In January of 2019 LEFT OUT Magazine was conceptualized by activists, writers and organizers activated by and embedded in the Black Live Matter Movement – the latest explosion of Black Struggle in the last 50 years. It was our participation within this struggle for Black liberation, and in broader struggles for greater labor rights, within the electoral arena, and against the ravages of capitalism, that brought us in closer to a younger and diverse array of working class and poor Black people. The founders of LEFT OUT recognize that these Black folks in particular are seeking to narrate their own struggle for themselves, but have few platforms set up for serious debate and discussion.
Left Out Magazine seeks to provide the space for the voices of a new generation of Leftist working class Black people, anti-racist activists and Black political thinkers.
What People Say
“The last several years has seen a revival in radical Black politics—a necessary counter to the banality of mainstream Black electoral politics. A thriving media has always been critical to the Black Radical Tradition and today is no different. LEFT OUT is poised to be an important platform to host the critical debates of our time.
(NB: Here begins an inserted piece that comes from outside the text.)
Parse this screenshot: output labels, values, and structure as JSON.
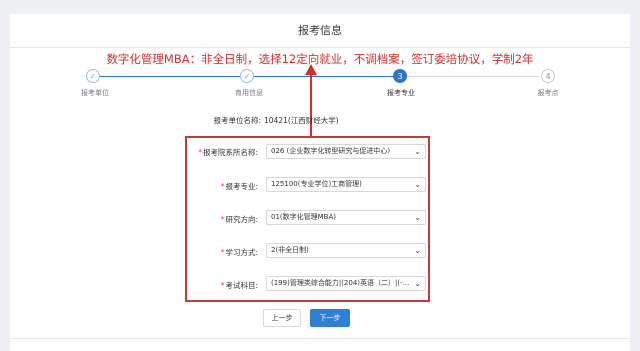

With a white supremacist in the White House, it has never been more urgent to interrogate the history, politics, strategy and tactics in the ongoing struggle for Black liberation in the United States and beyond.”
– Keeanga-Yamahtta Taylor, author, From #BlackLivesMatter to Black Liberation
“A critical black sphere has been central to each phase of the black freedom movement. Throughout the 20th century publications like the The Crisis, The Negro World, The Negro Worker and countless others in the United States and beyond created spaces of political debate as well as literary and cultural production. The revival of Black protest politics through the Movement for Black Lives, Black Youth Project, Assata’s Daugthers and other organizations has like its predecessors carries forward this tradition. It has generated its own freedom songs and zines. It has rewritten the tradition of Black autobiography and rescripted the manifesto. LEFT OUT promises a platform for these new forms of self-expression and for the political debates at the heart of today’s movement politics.”
– Adom Getachew is Assistant Professor of Political Science at the University of Chicago and author of Worldmaking after Empire: The Rise and Fall of Self-Determination.
Mass media remains mostly run, maintained, and distributed by white and historically white organizations. Iconic Black-run publications and media archives have been systematically shutting their doors and selling off to the highest bidder for the past few decades. And, as new publications emerge, pro-capitalist agendas incentivize them to participate in the exploitative practices of larger platforms with “click bait” headlines and easy-to-read content that never truly examines the root causes of inequities and injustice between social groups. We are in a crisis of Black culture and reporting.
For these reasons, it is critical for radical Black publications to exist on the left that cover both culture and politics and are run exclusively by Black people. Not only do publications covering these topics require editors and writers with the experiential knowledge of living and breathing while Black in the United States, the current social and political moment beckons for more authentic and grounded news and coverage. This means writers, editors, and publication owners must be embedded in the communities they cover. They must not just write about their beat, beit race, criminal justice, politics, or policing, but live those notions in their daily lives.
We are in a moment where nothing is just theory. Everything is praxis. Mass media must reflect and mirror the movements and collective sentiment of the people. It’s time.
– Jenn M. Jackson is an Assistant Professor at Syracuse University in the Department of Political Science as of August 2019. In June 2019, she received her doctoral degree in Political Science from the Department of Political Science at the University of Chicago where she also received a graduate certificate in Gender and Sexuality Studies. Jenn’s research is in Black Politics with a focus on group threat, gender and sexuality, public opinion, political psychology, and behavior.